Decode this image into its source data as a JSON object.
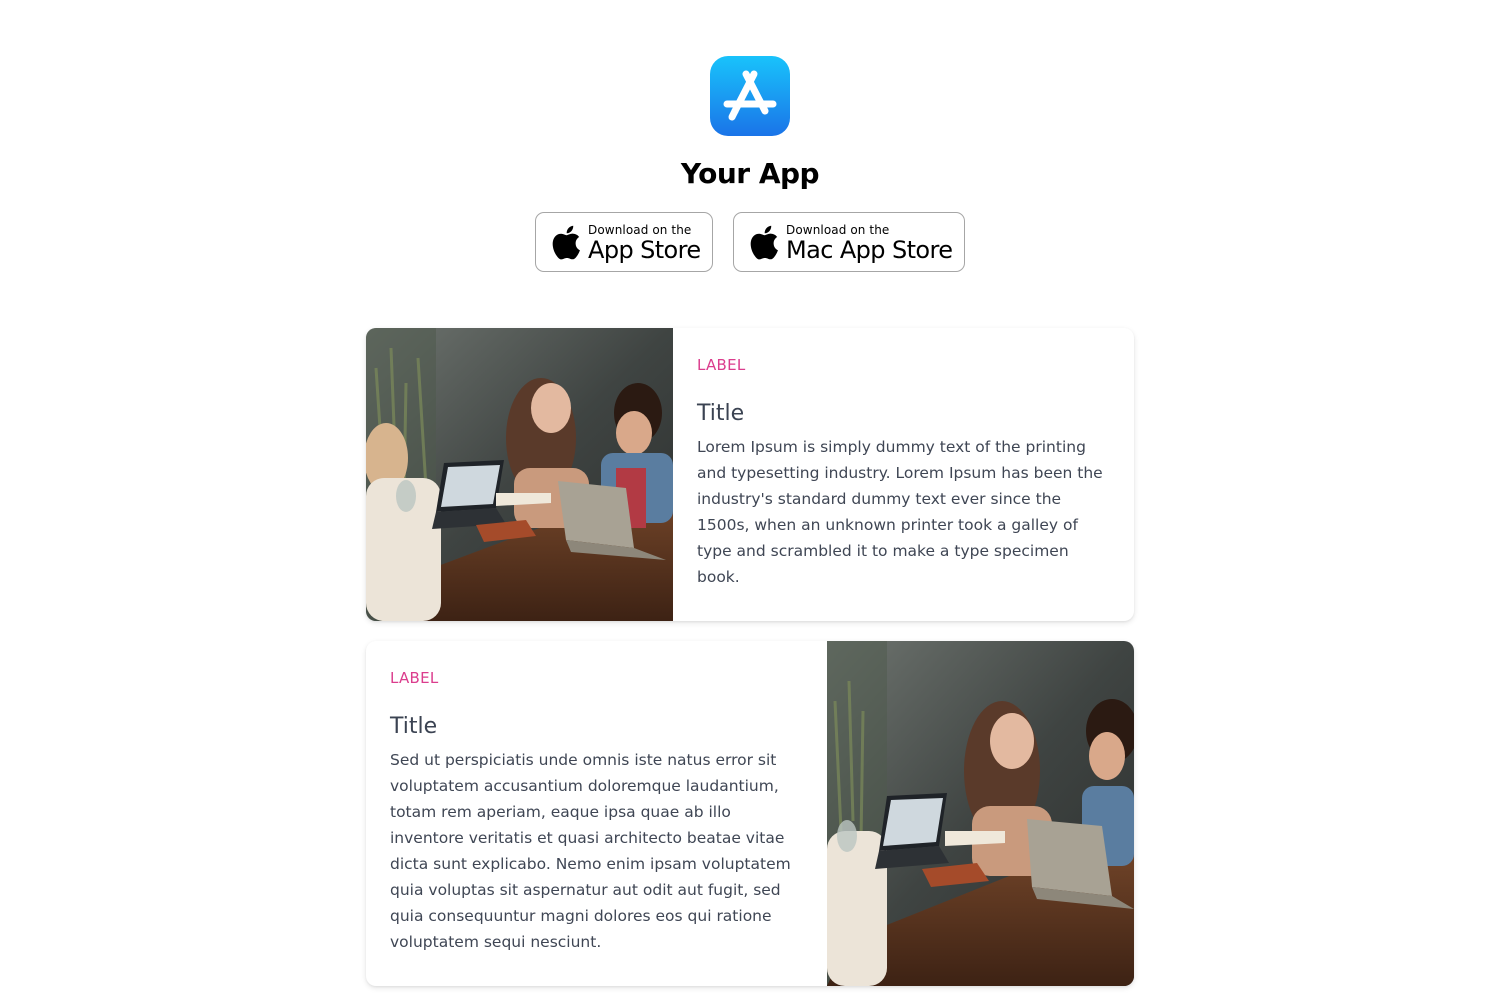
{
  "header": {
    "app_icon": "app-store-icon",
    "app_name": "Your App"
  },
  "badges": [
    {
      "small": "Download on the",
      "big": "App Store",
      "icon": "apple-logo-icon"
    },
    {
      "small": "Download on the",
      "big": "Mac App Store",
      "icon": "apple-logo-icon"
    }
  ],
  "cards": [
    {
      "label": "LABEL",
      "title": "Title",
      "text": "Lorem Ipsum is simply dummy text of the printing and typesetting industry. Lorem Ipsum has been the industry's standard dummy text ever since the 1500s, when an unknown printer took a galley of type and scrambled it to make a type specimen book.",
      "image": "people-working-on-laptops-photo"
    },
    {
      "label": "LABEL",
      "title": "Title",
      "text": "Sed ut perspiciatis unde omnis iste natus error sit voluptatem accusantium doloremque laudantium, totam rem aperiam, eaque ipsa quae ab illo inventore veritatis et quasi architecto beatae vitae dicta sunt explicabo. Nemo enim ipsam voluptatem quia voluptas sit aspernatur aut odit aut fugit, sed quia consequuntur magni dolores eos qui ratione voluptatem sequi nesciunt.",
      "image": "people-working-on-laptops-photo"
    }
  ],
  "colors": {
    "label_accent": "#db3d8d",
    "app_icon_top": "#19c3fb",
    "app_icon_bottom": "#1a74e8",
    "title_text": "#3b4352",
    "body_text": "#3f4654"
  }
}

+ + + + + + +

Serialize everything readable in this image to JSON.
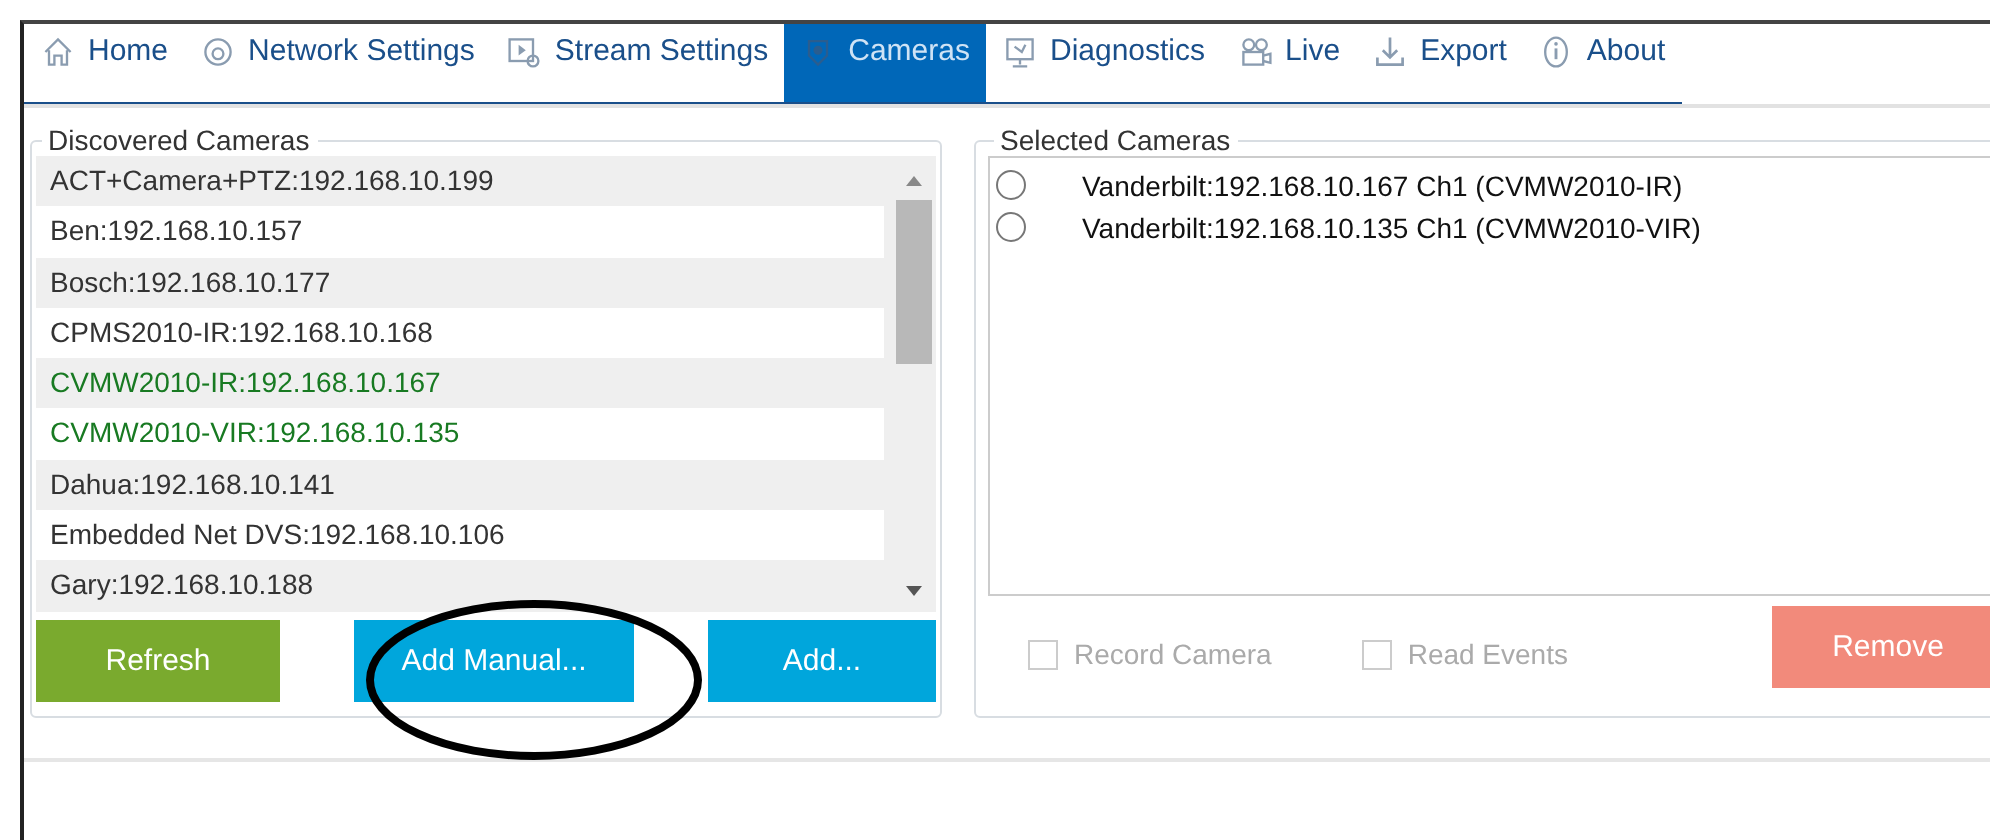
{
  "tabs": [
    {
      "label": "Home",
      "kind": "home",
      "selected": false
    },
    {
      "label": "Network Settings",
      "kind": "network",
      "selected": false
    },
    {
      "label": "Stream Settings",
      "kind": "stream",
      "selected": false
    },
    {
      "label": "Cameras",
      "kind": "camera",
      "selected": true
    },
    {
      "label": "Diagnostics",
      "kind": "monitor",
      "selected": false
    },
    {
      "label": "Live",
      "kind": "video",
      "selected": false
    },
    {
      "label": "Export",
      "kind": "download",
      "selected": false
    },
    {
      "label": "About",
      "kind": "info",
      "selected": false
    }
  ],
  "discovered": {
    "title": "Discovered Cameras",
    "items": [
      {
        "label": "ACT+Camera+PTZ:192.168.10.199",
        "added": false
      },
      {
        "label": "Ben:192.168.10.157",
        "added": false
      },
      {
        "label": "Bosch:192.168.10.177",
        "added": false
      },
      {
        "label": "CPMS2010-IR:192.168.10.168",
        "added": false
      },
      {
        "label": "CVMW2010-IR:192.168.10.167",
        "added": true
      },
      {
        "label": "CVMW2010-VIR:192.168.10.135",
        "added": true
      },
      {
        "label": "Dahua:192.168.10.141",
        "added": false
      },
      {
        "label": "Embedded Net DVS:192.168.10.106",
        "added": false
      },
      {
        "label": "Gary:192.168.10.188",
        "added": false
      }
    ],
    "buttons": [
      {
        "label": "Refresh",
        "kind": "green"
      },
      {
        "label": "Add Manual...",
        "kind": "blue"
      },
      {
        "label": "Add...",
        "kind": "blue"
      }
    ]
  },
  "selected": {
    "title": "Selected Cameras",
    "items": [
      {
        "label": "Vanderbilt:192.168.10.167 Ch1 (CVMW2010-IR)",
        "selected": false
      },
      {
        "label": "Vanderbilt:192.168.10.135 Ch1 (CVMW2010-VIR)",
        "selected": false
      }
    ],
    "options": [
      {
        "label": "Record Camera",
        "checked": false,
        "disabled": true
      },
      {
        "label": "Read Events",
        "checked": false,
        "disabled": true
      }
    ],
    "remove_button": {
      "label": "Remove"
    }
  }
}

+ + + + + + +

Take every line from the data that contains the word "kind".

> **Solved problem**
      "kind": "home",
      "kind": "network",
      "kind": "stream",
      "kind": "camera",
      "kind": "monitor",
      "kind": "video",
      "kind": "download",
      "kind": "info",
        "kind": "green"
        "kind": "blue"
        "kind": "blue"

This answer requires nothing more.